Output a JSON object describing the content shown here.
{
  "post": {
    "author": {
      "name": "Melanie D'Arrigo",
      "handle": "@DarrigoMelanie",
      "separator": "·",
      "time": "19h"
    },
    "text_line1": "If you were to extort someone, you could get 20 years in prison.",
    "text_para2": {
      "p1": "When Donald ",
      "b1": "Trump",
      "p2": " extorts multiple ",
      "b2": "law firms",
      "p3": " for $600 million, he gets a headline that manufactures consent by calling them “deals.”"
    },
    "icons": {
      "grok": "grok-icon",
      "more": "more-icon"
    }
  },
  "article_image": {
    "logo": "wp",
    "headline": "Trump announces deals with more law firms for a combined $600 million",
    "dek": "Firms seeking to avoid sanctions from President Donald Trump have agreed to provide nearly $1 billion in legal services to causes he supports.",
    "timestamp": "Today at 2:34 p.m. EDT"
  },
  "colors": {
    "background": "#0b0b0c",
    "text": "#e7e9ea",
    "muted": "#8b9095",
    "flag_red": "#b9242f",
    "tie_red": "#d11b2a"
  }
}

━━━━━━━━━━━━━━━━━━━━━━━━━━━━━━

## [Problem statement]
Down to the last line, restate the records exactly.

## [Answer area]
Output a JSON object describing the content shown here.
{
  "post": {
    "author": {
      "name": "Melanie D'Arrigo",
      "handle": "@DarrigoMelanie",
      "separator": "·",
      "time": "19h"
    },
    "text_line1": "If you were to extort someone, you could get 20 years in prison.",
    "text_para2": {
      "p1": "When Donald ",
      "b1": "Trump",
      "p2": " extorts multiple ",
      "b2": "law firms",
      "p3": " for $600 million, he gets a headline that manufactures consent by calling them “deals.”"
    },
    "icons": {
      "grok": "grok-icon",
      "more": "more-icon"
    }
  },
  "article_image": {
    "logo": "wp",
    "headline": "Trump announces deals with more law firms for a combined $600 million",
    "dek": "Firms seeking to avoid sanctions from President Donald Trump have agreed to provide nearly $1 billion in legal services to causes he supports.",
    "timestamp": "Today at 2:34 p.m. EDT"
  },
  "colors": {
    "background": "#0b0b0c",
    "text": "#e7e9ea",
    "muted": "#8b9095",
    "flag_red": "#b9242f",
    "tie_red": "#d11b2a"
  }
}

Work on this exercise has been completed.